Cognitive therapy is a form of psychotherapy that helps people learn how to change their cognitive patterns. It often involves changing thoughts and beliefs about oneself, one’s future, and the world around them. Cognitive therapy can treat depression, anxiety disorders, bipolar disorder, schizophrenia, and obsessive-compulsive disorder. You should consider three points when deciding whether cognitive therapy will work for your condition: 1) cognitive distortions, 2) cognitive errors, 3) cognitive restructuring skills.
1). Cognitive Distortions: these are ways in which we distort our thoughts or perceptions — they’re not based on reality but rather what we’ve been trained to believe as true or untrue from past experiences. Common examples include overgeneralization, mind-reading, fortune-telling, labeling/mislabeling, emotional reasoning, and catastrophizing.

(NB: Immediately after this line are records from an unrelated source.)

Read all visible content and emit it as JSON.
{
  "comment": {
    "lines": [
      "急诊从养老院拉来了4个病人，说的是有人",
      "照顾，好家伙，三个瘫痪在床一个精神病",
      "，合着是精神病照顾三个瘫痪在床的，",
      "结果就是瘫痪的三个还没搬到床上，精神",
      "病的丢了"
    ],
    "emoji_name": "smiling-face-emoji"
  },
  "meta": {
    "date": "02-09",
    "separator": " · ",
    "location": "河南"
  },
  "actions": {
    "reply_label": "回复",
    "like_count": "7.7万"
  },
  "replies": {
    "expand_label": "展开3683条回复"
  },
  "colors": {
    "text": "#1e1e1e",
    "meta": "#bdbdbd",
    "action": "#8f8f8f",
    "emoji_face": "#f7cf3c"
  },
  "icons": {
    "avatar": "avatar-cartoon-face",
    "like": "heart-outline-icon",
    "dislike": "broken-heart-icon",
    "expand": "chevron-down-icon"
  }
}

2) Cognitive Errors: cognitive errors are cognitive distortions that we often make without realizing it. These include filtering, discounting the positive, and magnifying the negative.
3) Cognitive Restructuring Skills: cognitive restructuring skills are ways of re-evaluating cognitive distortions and cognitive errors. The process often involves identifying the distortion or error, determining what type it is (i.e., overgeneralization), generating a less distorted thought, and considering the evidence for each perspective to help determine which one is more accurate.
In conclusion, cognitive therapy is one way people can address cognitive distortions.